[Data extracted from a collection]
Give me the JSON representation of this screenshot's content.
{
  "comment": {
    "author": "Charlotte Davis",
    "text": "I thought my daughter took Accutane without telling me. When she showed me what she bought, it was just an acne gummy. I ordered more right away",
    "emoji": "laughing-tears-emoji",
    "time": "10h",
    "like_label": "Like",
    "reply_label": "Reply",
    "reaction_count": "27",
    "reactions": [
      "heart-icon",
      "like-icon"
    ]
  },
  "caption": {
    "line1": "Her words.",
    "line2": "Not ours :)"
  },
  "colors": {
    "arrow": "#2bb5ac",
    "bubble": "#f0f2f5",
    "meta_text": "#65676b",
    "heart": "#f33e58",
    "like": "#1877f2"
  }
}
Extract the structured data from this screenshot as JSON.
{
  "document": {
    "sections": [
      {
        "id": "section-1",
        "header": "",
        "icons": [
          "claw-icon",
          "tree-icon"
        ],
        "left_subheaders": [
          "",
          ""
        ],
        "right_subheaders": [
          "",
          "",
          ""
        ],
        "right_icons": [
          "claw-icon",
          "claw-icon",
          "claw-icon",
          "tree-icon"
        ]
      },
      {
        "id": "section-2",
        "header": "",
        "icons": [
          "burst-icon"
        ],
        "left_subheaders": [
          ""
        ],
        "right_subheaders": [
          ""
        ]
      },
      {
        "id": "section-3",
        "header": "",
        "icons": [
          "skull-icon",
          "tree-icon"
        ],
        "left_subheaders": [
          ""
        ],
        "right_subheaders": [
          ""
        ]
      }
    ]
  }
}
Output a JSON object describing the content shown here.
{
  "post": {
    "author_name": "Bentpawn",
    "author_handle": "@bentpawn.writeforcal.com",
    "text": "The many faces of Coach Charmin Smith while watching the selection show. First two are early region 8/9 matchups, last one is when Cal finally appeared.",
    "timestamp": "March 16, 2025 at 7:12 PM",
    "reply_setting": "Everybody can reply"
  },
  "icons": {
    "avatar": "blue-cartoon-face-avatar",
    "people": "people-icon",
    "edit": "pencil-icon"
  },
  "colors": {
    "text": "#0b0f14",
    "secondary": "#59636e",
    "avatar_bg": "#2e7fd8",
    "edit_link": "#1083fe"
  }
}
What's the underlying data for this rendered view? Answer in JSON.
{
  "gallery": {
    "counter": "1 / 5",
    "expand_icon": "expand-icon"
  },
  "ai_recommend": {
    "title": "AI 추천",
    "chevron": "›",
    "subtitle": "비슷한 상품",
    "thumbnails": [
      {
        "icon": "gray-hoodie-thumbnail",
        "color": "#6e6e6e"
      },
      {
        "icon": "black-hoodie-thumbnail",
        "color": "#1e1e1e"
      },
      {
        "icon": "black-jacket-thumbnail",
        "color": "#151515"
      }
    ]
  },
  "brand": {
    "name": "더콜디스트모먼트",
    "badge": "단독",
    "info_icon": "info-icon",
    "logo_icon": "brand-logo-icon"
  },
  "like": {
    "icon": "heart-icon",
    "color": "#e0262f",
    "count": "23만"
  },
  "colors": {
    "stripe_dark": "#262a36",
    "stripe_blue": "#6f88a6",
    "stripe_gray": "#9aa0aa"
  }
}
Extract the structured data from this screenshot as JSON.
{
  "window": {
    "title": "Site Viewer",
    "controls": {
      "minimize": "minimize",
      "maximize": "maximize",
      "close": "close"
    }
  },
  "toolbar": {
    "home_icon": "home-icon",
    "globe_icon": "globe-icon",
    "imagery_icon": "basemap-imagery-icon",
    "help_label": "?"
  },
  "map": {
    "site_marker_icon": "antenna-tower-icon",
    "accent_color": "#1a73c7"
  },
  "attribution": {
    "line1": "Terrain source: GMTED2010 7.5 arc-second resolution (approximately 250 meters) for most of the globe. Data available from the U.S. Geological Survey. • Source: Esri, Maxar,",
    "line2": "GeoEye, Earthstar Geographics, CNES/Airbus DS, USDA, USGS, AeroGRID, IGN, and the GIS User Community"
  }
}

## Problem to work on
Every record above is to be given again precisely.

## The completed task
Give me the JSON representation of this screenshot's content.
{
  "comment": {
    "author": "Charlotte Davis",
    "text": "I thought my daughter took Accutane without telling me. When she showed me what she bought, it was just an acne gummy. I ordered more right away",
    "emoji": "laughing-tears-emoji",
    "time": "10h",
    "like_label": "Like",
    "reply_label": "Reply",
    "reaction_count": "27",
    "reactions": [
      "heart-icon",
      "like-icon"
    ]
  },
  "caption": {
    "line1": "Her words.",
    "line2": "Not ours :)"
  },
  "colors": {
    "arrow": "#2bb5ac",
    "bubble": "#f0f2f5",
    "meta_text": "#65676b",
    "heart": "#f33e58",
    "like": "#1877f2"
  }
}
Extract the structured data from this screenshot as JSON.
{
  "document": {
    "sections": [
      {
        "id": "section-1",
        "header": "",
        "icons": [
          "claw-icon",
          "tree-icon"
        ],
        "left_subheaders": [
          "",
          ""
        ],
        "right_subheaders": [
          "",
          "",
          ""
        ],
        "right_icons": [
          "claw-icon",
          "claw-icon",
          "claw-icon",
          "tree-icon"
        ]
      },
      {
        "id": "section-2",
        "header": "",
        "icons": [
          "burst-icon"
        ],
        "left_subheaders": [
          ""
        ],
        "right_subheaders": [
          ""
        ]
      },
      {
        "id": "section-3",
        "header": "",
        "icons": [
          "skull-icon",
          "tree-icon"
        ],
        "left_subheaders": [
          ""
        ],
        "right_subheaders": [
          ""
        ]
      }
    ]
  }
}
Output a JSON object describing the content shown here.
{
  "post": {
    "author_name": "Bentpawn",
    "author_handle": "@bentpawn.writeforcal.com",
    "text": "The many faces of Coach Charmin Smith while watching the selection show. First two are early region 8/9 matchups, last one is when Cal finally appeared.",
    "timestamp": "March 16, 2025 at 7:12 PM",
    "reply_setting": "Everybody can reply"
  },
  "icons": {
    "avatar": "blue-cartoon-face-avatar",
    "people": "people-icon",
    "edit": "pencil-icon"
  },
  "colors": {
    "text": "#0b0f14",
    "secondary": "#59636e",
    "avatar_bg": "#2e7fd8",
    "edit_link": "#1083fe"
  }
}
What's the underlying data for this rendered view? Answer in JSON.
{
  "gallery": {
    "counter": "1 / 5",
    "expand_icon": "expand-icon"
  },
  "ai_recommend": {
    "title": "AI 추천",
    "chevron": "›",
    "subtitle": "비슷한 상품",
    "thumbnails": [
      {
        "icon": "gray-hoodie-thumbnail",
        "color": "#6e6e6e"
      },
      {
        "icon": "black-hoodie-thumbnail",
        "color": "#1e1e1e"
      },
      {
        "icon": "black-jacket-thumbnail",
        "color": "#151515"
      }
    ]
  },
  "brand": {
    "name": "더콜디스트모먼트",
    "badge": "단독",
    "info_icon": "info-icon",
    "logo_icon": "brand-logo-icon"
  },
  "like": {
    "icon": "heart-icon",
    "color": "#e0262f",
    "count": "23만"
  },
  "colors": {
    "stripe_dark": "#262a36",
    "stripe_blue": "#6f88a6",
    "stripe_gray": "#9aa0aa"
  }
}
Extract the structured data from this screenshot as JSON.
{
  "window": {
    "title": "Site Viewer",
    "controls": {
      "minimize": "minimize",
      "maximize": "maximize",
      "close": "close"
    }
  },
  "toolbar": {
    "home_icon": "home-icon",
    "globe_icon": "globe-icon",
    "imagery_icon": "basemap-imagery-icon",
    "help_label": "?"
  },
  "map": {
    "site_marker_icon": "antenna-tower-icon",
    "accent_color": "#1a73c7"
  },
  "attribution": {
    "line1": "Terrain source: GMTED2010 7.5 arc-second resolution (approximately 250 meters) for most of the globe. Data available from the U.S. Geological Survey. • Source: Esri, Maxar,",
    "line2": "GeoEye, Earthstar Geographics, CNES/Airbus DS, USDA, USGS, AeroGRID, IGN, and the GIS User Community"
  }
}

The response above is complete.